The whole listing should be retyped word for word, apart from the pictures it holds.

:: Material to process

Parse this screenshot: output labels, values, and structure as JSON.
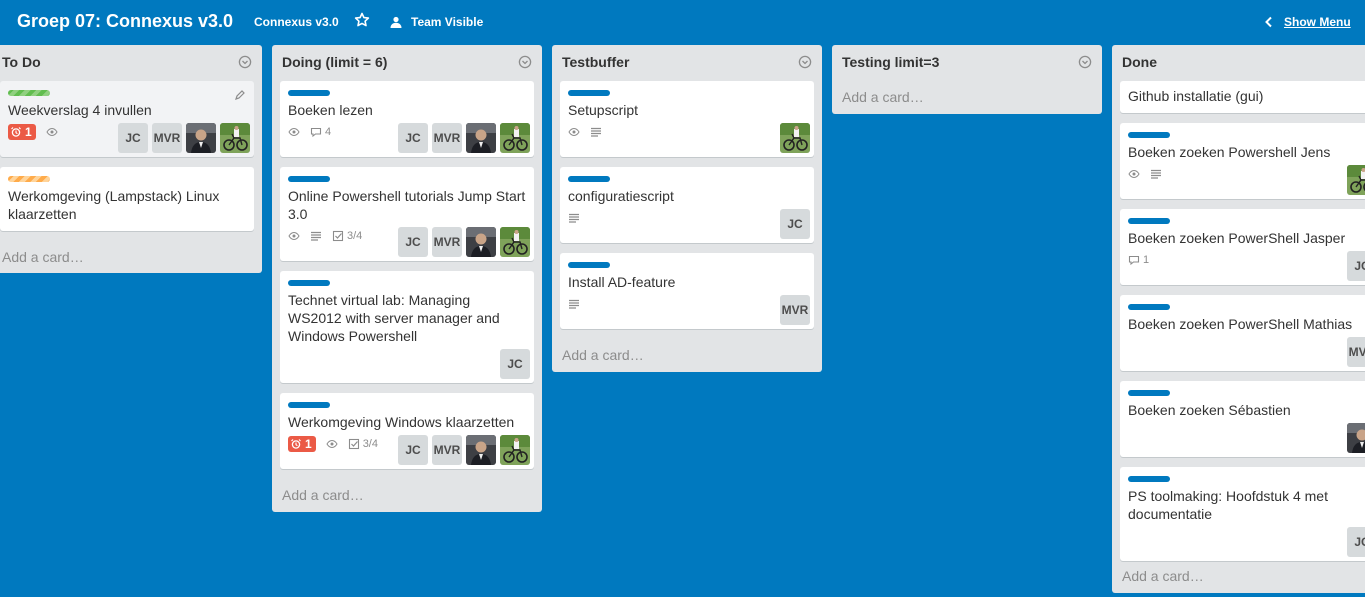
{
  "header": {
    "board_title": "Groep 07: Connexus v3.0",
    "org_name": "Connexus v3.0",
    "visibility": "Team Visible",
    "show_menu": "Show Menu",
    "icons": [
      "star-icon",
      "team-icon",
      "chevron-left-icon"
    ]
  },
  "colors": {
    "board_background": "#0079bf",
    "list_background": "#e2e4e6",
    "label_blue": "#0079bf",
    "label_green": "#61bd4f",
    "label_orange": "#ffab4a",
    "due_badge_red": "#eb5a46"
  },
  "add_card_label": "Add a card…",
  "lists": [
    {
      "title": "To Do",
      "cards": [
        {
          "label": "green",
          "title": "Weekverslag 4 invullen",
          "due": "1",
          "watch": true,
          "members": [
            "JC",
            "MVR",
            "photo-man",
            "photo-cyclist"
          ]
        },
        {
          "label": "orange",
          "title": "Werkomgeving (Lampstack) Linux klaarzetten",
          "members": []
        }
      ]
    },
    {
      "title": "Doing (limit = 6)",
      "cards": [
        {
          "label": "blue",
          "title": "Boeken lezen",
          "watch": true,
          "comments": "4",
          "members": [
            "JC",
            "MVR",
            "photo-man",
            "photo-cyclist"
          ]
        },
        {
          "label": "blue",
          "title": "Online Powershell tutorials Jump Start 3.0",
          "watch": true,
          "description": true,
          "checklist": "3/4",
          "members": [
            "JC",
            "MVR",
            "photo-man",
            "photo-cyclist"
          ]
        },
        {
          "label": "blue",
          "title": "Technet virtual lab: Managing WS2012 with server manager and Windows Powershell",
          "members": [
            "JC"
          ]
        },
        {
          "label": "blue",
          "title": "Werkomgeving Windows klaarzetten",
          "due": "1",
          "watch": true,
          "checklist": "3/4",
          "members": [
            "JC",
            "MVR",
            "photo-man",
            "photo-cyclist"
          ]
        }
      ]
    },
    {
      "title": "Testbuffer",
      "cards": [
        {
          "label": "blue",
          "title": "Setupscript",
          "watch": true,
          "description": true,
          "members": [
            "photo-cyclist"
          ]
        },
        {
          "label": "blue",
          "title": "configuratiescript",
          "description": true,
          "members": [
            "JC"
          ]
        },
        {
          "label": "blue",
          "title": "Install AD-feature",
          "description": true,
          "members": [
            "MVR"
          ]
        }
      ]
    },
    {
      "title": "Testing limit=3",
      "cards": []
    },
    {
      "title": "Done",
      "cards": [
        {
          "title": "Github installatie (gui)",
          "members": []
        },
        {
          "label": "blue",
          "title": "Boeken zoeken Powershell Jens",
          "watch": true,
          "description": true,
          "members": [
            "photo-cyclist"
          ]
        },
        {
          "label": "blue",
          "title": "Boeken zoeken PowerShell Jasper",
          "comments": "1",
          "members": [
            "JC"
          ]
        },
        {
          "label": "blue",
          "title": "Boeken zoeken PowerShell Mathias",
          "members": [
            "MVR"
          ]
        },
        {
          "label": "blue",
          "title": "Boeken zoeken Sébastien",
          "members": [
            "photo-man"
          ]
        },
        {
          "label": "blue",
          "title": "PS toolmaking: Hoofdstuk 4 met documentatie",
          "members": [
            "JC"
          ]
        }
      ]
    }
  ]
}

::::

*Result of the task*.
Parse this screenshot: output labels, values, and structure as JSON.
{
  "header": {
    "board_title": "Groep 07: Connexus v3.0",
    "org_name": "Connexus v3.0",
    "visibility": "Team Visible",
    "show_menu": "Show Menu",
    "icons": [
      "star-icon",
      "team-icon",
      "chevron-left-icon"
    ]
  },
  "colors": {
    "board_background": "#0079bf",
    "list_background": "#e2e4e6",
    "label_blue": "#0079bf",
    "label_green": "#61bd4f",
    "label_orange": "#ffab4a",
    "due_badge_red": "#eb5a46"
  },
  "add_card_label": "Add a card…",
  "lists": [
    {
      "title": "To Do",
      "cards": [
        {
          "label": "green",
          "title": "Weekverslag 4 invullen",
          "due": "1",
          "watch": true,
          "members": [
            "JC",
            "MVR",
            "photo-man",
            "photo-cyclist"
          ]
        },
        {
          "label": "orange",
          "title": "Werkomgeving (Lampstack) Linux klaarzetten",
          "members": []
        }
      ]
    },
    {
      "title": "Doing (limit = 6)",
      "cards": [
        {
          "label": "blue",
          "title": "Boeken lezen",
          "watch": true,
          "comments": "4",
          "members": [
            "JC",
            "MVR",
            "photo-man",
            "photo-cyclist"
          ]
        },
        {
          "label": "blue",
          "title": "Online Powershell tutorials Jump Start 3.0",
          "watch": true,
          "description": true,
          "checklist": "3/4",
          "members": [
            "JC",
            "MVR",
            "photo-man",
            "photo-cyclist"
          ]
        },
        {
          "label": "blue",
          "title": "Technet virtual lab: Managing WS2012 with server manager and Windows Powershell",
          "members": [
            "JC"
          ]
        },
        {
          "label": "blue",
          "title": "Werkomgeving Windows klaarzetten",
          "due": "1",
          "watch": true,
          "checklist": "3/4",
          "members": [
            "JC",
            "MVR",
            "photo-man",
            "photo-cyclist"
          ]
        }
      ]
    },
    {
      "title": "Testbuffer",
      "cards": [
        {
          "label": "blue",
          "title": "Setupscript",
          "watch": true,
          "description": true,
          "members": [
            "photo-cyclist"
          ]
        },
        {
          "label": "blue",
          "title": "configuratiescript",
          "description": true,
          "members": [
            "JC"
          ]
        },
        {
          "label": "blue",
          "title": "Install AD-feature",
          "description": true,
          "members": [
            "MVR"
          ]
        }
      ]
    },
    {
      "title": "Testing limit=3",
      "cards": []
    },
    {
      "title": "Done",
      "cards": [
        {
          "title": "Github installatie (gui)",
          "members": []
        },
        {
          "label": "blue",
          "title": "Boeken zoeken Powershell Jens",
          "watch": true,
          "description": true,
          "members": [
            "photo-cyclist"
          ]
        },
        {
          "label": "blue",
          "title": "Boeken zoeken PowerShell Jasper",
          "comments": "1",
          "members": [
            "JC"
          ]
        },
        {
          "label": "blue",
          "title": "Boeken zoeken PowerShell Mathias",
          "members": [
            "MVR"
          ]
        },
        {
          "label": "blue",
          "title": "Boeken zoeken Sébastien",
          "members": [
            "photo-man"
          ]
        },
        {
          "label": "blue",
          "title": "PS toolmaking: Hoofdstuk 4 met documentatie",
          "members": [
            "JC"
          ]
        }
      ]
    }
  ]
}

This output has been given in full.